In this elegant new study Galen Johnson retrieves the concept of the beautiful through the framework of Merleau-Ponty’s aesthetics. Although Merleau-Ponty seldom spoke directly of beauty, his philosophy is essentially about the beautiful.
In Johnson’s formulation, the ontology of Flesh as element and the ontology of the Beautiful as elemental are folded together, for Desire, Love, and Beauty are part of the fabric of the world’s element, Flesh itself, the term at which Merleau-Ponty arrived to replace Substance, Matter, or Life as the name of Being.

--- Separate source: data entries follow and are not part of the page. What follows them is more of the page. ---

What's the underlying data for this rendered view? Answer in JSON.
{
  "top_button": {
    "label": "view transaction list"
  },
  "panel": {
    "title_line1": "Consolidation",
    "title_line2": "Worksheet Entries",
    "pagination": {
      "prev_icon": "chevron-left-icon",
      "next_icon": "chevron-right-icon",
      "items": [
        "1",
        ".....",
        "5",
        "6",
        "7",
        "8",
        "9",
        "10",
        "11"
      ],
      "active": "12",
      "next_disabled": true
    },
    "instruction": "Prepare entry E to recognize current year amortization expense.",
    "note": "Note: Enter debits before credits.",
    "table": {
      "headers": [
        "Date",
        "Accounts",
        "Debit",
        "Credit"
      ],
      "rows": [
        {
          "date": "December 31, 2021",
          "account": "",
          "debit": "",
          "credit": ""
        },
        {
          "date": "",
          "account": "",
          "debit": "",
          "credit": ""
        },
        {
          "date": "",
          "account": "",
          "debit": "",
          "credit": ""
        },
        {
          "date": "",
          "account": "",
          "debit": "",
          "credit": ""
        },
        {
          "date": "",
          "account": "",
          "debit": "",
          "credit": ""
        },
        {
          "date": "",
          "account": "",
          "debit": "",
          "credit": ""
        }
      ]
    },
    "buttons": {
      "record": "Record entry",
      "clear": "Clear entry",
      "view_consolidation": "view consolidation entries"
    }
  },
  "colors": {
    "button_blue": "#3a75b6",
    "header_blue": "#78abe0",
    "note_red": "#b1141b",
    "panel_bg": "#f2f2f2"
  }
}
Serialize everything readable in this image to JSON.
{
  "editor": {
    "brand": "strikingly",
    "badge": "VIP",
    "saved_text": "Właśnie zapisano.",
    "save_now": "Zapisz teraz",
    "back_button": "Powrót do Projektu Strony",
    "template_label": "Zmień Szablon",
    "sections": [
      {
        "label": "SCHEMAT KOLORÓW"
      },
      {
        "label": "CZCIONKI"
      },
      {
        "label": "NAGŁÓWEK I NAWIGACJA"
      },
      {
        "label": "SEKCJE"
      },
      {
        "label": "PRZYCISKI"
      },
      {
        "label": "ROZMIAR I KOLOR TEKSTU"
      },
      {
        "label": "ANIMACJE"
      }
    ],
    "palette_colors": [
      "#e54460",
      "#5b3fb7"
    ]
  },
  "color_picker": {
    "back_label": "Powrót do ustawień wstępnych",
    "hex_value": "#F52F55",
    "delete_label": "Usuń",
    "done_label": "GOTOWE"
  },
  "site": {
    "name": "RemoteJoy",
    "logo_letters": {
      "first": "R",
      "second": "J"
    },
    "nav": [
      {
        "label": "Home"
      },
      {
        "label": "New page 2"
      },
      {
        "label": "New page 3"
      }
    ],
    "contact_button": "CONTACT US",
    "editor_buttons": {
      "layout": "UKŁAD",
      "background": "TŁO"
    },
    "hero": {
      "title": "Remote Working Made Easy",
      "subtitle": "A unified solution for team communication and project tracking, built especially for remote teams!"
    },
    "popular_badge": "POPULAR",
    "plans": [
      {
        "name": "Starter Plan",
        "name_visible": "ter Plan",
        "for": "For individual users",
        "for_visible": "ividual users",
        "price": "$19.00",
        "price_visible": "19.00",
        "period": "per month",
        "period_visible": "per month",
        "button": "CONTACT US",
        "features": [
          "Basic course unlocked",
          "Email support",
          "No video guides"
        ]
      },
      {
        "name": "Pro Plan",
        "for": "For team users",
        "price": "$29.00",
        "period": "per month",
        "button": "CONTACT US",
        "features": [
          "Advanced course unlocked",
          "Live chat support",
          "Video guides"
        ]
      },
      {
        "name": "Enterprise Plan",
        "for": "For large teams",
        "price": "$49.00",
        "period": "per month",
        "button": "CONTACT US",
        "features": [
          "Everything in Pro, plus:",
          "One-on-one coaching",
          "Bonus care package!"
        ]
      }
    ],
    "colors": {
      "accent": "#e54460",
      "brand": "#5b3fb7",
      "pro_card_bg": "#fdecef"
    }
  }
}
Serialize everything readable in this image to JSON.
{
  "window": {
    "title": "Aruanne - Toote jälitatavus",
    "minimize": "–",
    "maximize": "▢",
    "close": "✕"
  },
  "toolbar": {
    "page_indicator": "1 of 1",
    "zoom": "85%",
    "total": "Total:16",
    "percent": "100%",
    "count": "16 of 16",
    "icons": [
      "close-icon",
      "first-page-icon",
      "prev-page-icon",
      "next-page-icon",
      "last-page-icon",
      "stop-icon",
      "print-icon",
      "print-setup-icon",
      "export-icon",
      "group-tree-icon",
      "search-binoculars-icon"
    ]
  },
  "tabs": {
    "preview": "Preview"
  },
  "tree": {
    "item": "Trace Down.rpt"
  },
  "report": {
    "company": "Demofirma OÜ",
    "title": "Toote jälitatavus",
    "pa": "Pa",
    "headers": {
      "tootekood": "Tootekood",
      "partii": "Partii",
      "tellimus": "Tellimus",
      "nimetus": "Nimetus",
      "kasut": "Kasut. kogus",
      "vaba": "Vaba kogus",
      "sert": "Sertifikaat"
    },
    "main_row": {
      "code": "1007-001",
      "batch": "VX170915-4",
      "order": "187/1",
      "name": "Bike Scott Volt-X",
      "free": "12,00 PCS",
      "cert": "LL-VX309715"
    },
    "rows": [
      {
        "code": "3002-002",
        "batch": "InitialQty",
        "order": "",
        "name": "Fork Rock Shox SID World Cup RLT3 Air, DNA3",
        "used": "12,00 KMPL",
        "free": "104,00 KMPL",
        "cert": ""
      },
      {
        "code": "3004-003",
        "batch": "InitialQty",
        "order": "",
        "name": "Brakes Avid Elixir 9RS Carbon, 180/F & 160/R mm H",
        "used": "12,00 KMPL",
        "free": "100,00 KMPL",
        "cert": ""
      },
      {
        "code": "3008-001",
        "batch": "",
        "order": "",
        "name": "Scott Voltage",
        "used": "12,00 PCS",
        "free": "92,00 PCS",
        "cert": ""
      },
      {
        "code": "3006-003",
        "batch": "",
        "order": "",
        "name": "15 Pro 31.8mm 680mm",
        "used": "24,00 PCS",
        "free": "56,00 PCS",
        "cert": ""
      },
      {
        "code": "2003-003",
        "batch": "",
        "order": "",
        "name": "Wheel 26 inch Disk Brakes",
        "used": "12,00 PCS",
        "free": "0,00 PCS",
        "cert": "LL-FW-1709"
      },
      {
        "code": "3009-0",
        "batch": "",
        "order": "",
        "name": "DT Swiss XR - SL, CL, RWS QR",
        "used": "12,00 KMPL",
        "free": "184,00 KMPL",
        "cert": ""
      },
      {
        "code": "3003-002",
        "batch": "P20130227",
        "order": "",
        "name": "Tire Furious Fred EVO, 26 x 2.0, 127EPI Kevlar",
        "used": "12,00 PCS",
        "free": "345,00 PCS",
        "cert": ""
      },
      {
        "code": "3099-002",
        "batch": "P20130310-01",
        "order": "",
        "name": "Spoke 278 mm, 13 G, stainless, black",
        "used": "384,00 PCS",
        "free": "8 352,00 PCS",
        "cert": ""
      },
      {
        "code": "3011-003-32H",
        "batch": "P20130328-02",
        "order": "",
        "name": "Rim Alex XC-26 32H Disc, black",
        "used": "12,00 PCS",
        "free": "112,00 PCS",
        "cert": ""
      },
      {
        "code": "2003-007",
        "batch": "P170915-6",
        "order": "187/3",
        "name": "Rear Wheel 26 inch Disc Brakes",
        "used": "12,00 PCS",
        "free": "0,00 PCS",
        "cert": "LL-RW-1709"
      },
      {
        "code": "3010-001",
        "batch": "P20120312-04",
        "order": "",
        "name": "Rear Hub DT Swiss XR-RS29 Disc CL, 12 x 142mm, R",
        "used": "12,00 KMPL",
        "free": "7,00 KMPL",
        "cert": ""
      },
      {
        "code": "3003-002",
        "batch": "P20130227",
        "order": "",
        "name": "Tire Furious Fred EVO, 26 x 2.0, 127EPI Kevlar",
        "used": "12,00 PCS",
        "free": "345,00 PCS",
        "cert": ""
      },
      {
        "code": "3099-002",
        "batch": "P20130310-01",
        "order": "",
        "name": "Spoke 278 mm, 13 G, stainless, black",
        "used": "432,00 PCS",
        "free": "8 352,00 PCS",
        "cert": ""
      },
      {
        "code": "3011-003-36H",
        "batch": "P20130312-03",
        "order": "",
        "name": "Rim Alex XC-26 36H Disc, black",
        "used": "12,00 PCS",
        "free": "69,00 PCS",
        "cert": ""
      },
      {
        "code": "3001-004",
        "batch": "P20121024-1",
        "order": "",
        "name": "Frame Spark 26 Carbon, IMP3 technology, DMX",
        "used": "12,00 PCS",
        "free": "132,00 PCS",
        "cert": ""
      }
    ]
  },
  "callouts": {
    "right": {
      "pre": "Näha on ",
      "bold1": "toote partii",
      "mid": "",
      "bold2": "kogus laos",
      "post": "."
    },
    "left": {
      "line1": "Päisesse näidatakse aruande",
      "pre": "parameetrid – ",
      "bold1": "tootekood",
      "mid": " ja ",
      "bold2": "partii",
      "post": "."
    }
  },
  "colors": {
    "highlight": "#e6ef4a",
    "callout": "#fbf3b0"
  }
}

Merleau-Ponty’s Eye and Mind is at the core of the book, so Johnson engages, as Merleau-Ponty did, the writings and visual work of Paul Cézanne, Auguste Rodin, and Paul Klee, as well as Rilke’s commentary on Cézanne and Rodin. From these widely varying aesthetics emerge the fundamental themes of the retrieval of the beautiful: desire, repetition, difference, rhythm, and the sublime. The third part of Johnson’s book takes each of these up in turn, bringing Merleau-Ponty’s aesthetic thinking into dialogue with classical philosophy as well as Sartre, Heidegger, Nietzsche, and Deleuze. Johnson concludes his final chapter with a direct dialogue with Kant and Merleau-Ponty, and also Lyotard, on the subject of the beautiful and the sublime. As we experience with Rodin’s Balzac, beauty and the sublime blend into one another when the beautiful grows powerful, majestic, mysterious, and transcendent.